A few years ago, it would have been folly to suggest board of directors membership to a working learning executive. Most boards were (and still are) filled with current or former chief executives or chief financial officers. But three things are changing and making learning executives more attractive as board candidates:
1. The “C” in “CLO” — the increased prevalence chief learning officers, combined with the fact that they report to the head table, changes your status and perceived peer group.
2. Sarbanes-Oxley and other forces of compliance make CLOs’ perspective ideal for boards’ desires to stay out of trouble (and even jail).
3. Retention and development strategies for great CLOs often are difficult for organizations to find. By allowing a CLO to sit on an external board, your employer can expand your skill base and provide a possible set of “golden handcuffs” to retain you.
Board membership for a CLO can be transformational — you will get to look at business with a very different perspective. As a board member, I found myself in shock when we were briefed about a proposed learning management system (LMS) purchase. I totally identified with my fellow board members’ skepticism about the impact the LMS deployment would have on our operations and bottom line. In fact, we sent back the proposal for significant reworking.

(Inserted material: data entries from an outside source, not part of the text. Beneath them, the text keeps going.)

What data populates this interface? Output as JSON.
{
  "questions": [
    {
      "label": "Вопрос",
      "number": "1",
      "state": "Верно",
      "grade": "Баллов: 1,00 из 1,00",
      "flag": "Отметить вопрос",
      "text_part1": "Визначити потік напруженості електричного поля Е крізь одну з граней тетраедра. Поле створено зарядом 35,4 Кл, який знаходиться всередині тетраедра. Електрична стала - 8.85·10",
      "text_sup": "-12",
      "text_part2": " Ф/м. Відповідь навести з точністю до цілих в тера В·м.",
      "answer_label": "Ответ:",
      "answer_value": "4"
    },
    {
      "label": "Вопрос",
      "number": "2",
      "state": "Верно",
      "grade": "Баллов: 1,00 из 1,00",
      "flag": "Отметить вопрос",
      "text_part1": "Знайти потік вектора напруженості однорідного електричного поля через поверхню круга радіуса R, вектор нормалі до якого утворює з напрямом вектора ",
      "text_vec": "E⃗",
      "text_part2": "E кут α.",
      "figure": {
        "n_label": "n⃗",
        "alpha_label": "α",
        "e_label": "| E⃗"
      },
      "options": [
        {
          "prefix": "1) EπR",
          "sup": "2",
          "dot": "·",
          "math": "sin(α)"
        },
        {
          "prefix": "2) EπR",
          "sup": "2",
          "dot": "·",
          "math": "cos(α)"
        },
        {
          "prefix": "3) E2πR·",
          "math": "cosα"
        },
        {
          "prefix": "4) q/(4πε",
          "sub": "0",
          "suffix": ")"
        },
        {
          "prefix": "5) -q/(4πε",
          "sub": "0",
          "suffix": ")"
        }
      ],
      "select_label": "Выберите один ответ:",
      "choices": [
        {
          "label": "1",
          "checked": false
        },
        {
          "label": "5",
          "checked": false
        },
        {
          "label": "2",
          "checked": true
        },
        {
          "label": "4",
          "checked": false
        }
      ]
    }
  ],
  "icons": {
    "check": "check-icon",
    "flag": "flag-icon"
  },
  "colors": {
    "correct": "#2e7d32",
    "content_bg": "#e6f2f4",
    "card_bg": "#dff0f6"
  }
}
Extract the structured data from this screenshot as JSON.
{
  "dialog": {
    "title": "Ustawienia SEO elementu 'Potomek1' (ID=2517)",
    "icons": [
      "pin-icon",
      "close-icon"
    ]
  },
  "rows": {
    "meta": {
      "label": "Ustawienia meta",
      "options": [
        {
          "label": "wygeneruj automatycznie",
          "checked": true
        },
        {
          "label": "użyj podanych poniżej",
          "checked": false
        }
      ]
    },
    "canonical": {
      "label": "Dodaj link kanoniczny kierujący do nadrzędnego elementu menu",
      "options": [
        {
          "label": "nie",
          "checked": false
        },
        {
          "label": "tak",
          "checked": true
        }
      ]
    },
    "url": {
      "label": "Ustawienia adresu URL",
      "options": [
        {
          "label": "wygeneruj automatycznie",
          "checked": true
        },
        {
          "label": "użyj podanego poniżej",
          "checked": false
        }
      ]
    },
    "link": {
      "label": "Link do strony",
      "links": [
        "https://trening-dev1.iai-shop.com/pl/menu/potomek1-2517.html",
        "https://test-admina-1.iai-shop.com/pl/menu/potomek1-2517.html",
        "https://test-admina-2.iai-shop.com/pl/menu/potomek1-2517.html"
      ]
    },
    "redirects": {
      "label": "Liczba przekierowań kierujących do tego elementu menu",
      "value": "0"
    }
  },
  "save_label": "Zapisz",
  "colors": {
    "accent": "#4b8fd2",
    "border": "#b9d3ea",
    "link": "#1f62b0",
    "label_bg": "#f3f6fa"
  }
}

Board membership can be the equivalent of a “mini-MBA” for some CLOs. You will find yourself immersed in financial details and wrapping your arms around strategy decisions with a new perspective.
As a passionate learner, board membership will give you a unique opportunity to drill deeply into organizational aspects, ask questions and learn a great deal from your new colleagues.
I sit on one board with several CEOs from the energy industry. It has been an incredible learning process to more deeply understand the financial, talent and business issues involved in running a gas or pipeline company. I find myself in a continuous learn/teach situation — I’m briefing these CEOs on talent and learning topics as they bring me up to speed on capital markets, world energy policies and homeland security requirements.
Board membership has its risks. In this post-Enron era, boards’ actions (or inactions) can land members in hot water with serious legal complications. Be sure to do your own due diligence about the ethical base of the company and the extent of its insurance coverage for board members.
Time commitments for some boards are growing, as well, and you need to make sure your bosses will support your membership. I try to attend most subcommittees (and even some full board meetings) by video or audio conference calls.
Here are a few suggestions for how to be invited to join an external board:
Increasing CLO board membership would raise the status and visibility of our field, add needed financial/business perspectives to our roles and provide a broader advocacy of learning and human capital issues.
Elliott Masie is the CEO of The MASIE Center and the host of LMS 2007. He can be reached at email@example.com.